Windows has simple GUI administrative tools for basic users (Control Panel, MMC, etc). Windows also has a rich set of languages, APIs and object models for advanced systems programmers (C, C++, C#, WMI, Win32, .Net, etc). What is missing is the vital middle – administrator-oriented composable tools to type commands and automate management. The vital middle is typically addressed by scripting languages.
Our current scripting solutions (WSH, VB) focus on the high end of the scripting world which manage the platform using very low level abstractions such as complex object models, schema, and APIs. This is effectively systems programming and misses much of the admin community. Admin scripting flows from command line administration, it must be small, simple, incremental, and deal with very high levels of abstraction.

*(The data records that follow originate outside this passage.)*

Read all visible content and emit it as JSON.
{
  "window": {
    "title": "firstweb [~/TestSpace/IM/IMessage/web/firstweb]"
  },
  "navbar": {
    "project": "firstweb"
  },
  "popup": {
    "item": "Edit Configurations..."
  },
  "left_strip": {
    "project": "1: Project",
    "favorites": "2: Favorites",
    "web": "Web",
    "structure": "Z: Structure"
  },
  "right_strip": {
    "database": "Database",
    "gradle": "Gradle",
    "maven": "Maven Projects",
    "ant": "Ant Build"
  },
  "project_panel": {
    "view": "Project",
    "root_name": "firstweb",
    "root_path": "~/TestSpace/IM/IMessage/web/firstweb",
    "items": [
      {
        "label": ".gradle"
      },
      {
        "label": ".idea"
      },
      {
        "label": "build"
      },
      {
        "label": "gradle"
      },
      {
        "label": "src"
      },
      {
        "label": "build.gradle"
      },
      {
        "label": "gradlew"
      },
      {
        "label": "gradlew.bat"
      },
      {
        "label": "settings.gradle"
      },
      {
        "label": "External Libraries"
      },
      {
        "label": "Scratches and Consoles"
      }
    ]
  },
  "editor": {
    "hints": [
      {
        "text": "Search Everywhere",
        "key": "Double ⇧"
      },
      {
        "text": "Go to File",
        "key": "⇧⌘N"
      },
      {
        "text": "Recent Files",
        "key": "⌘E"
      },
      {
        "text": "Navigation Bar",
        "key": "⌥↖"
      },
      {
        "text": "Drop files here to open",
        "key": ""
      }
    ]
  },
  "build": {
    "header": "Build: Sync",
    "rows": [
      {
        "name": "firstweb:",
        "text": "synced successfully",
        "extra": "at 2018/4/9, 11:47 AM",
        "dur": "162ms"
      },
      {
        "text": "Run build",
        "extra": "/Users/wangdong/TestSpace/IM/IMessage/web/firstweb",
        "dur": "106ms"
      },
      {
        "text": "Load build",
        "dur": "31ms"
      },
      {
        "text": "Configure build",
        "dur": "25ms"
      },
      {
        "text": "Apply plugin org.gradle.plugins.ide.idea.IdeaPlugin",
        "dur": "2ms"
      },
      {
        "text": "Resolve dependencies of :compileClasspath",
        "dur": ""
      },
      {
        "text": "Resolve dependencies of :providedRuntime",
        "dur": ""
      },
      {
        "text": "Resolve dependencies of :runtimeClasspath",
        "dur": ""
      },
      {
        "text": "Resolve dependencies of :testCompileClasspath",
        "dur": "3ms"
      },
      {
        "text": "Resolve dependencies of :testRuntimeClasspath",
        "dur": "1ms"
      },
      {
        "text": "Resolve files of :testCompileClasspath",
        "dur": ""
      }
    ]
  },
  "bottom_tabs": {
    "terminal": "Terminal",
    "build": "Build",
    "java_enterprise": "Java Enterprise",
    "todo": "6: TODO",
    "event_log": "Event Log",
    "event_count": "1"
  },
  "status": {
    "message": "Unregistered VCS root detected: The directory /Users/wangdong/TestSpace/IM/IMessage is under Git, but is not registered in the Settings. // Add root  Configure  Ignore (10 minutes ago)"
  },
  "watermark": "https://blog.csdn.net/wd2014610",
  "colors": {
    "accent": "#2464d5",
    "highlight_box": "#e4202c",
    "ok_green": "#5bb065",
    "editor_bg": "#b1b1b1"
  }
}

John Ousterhout described the distinction between scripting and systems programming well in his paper Scripting: Higher Level Programming for the 21st Century.
Ousterhout posits that scripting allows for “gluing” applications together – a higher level abstraction than system programming – enabling (even) more rapid application development than today’s systems programming languages. The fundamental argument is that we should continue to ride Moore’s Law to move development to higher levels of abstraction via script. To enable administration automation in the mainstream, administrators need a comprehensive and scriptable shell and utilities and the administrative GUIs need to be layered on top of this infrastructure. This will enable efficient training of administrators on command line automation, ensure comprehensive administrative capabilities at the command line, and the economies of scale of an admin-composable automation model.